“In most places, commuter rail systems are built to bring people from the suburbs to job centers downtown. But as we all know, the Triangle is a unique place in many ways,” GoTriangle spokeswoman Burgetta Wheeler said during a recent online presentation about the project.
A transit analysis found that as many as 96,000 Triangle commuters live in Wake and work in Durham or vice versa, so travel doesn’t just go in one direction in the mornings and back in the evenings.
The most frequent question they get about the rail project, Wheeler said, is about getting to the airport.
The commuter rail line will not make a stop at Raleigh Durham International Airport. But the proposed Morrisville station is near the airport and will include shuttles or another easy way to get from the train to the airport, Wheeler said.
What about funding?
Voters in Wake and Durham counties already approved half-cent sales tax increases to help pay for public transit in the region.
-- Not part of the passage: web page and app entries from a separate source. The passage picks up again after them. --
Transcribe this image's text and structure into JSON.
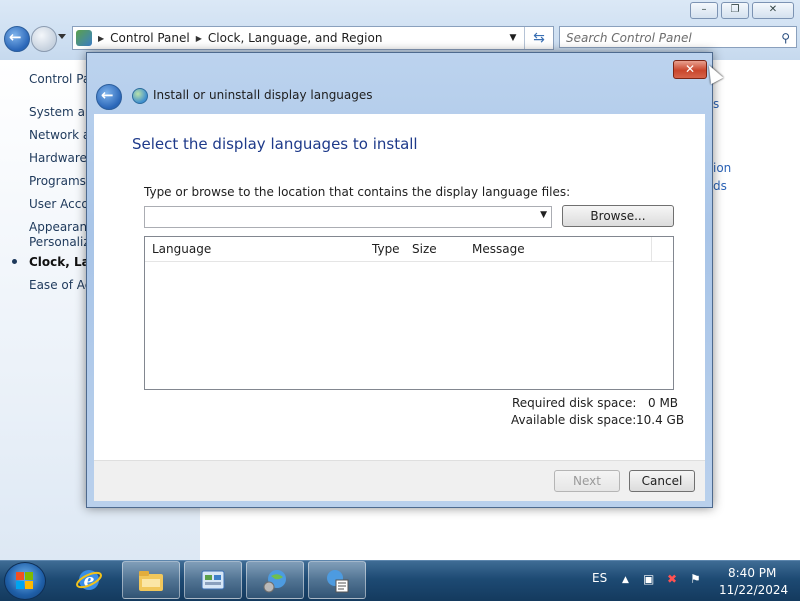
{
  "explorer": {
    "address": {
      "crumbs": [
        "Control Panel",
        "Clock, Language, and Region"
      ]
    },
    "search_placeholder": "Search Control Panel",
    "window_buttons": {
      "minimize": "–",
      "maximize": "❐",
      "close": "✕"
    },
    "sidebar": {
      "items": [
        {
          "label": "Control Pa"
        },
        {
          "label": "System and"
        },
        {
          "label": "Network ar"
        },
        {
          "label": "Hardware a"
        },
        {
          "label": "Programs"
        },
        {
          "label": "User Accou"
        },
        {
          "label": "Appearanc"
        },
        {
          "label": "Personaliza"
        },
        {
          "label": "Clock, Lanc"
        },
        {
          "label": "Ease of Acc"
        }
      ]
    },
    "right_links": [
      "s",
      "ion",
      "ds"
    ]
  },
  "dialog": {
    "title": "Install or uninstall display languages",
    "close_glyph": "✕",
    "heading": "Select the display languages to install",
    "instruction": "Type or browse to the location that contains the display language files:",
    "path_value": "",
    "browse_label": "Browse...",
    "list_columns": [
      "Language",
      "Type",
      "Size",
      "Message"
    ],
    "required_label": "Required disk space:",
    "required_value": "0 MB",
    "available_label": "Available disk space:",
    "available_value": "10.4 GB",
    "next_label": "Next",
    "cancel_label": "Cancel"
  },
  "taskbar": {
    "language": "ES",
    "time": "8:40 PM",
    "date": "11/22/2024",
    "apps": [
      "internet-explorer",
      "windows-explorer",
      "control-panel",
      "globe-settings",
      "language-installer"
    ]
  }
}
Once the plans and studies for the commuter rail lines are complete and county leaders in Wake and Durham, and possibly Johnston, approve, GoTriangle can apply for federal funding to help pay for the project.
GoTriangle estimates the cost of the commuter rail line will be $1.4 billion to $2.1 billion.
The new infrastructure plan approved by Congress could give the project a bump. Nationally, the bipartisan spending plan includes $66 billion for public transit. North Carolina can expect about $40 million for transit, state Transportation Secretary Eric Boyette said after the plan became law last month.
“This bill is the largest investment ever in public transit. As our state and particularly the Triangle region continue to grow, our transit infrastructure has got to keep up with the population,” Rep. David Price said last month. “We can’t solve long commuting lines simply by building another lane and another lane out on I-40.”
“Shovel ready” projects like the commuter rail proposal are exactly the kind of transit projects the Biden administration is looking to fund with the new infrastructure money, Price said.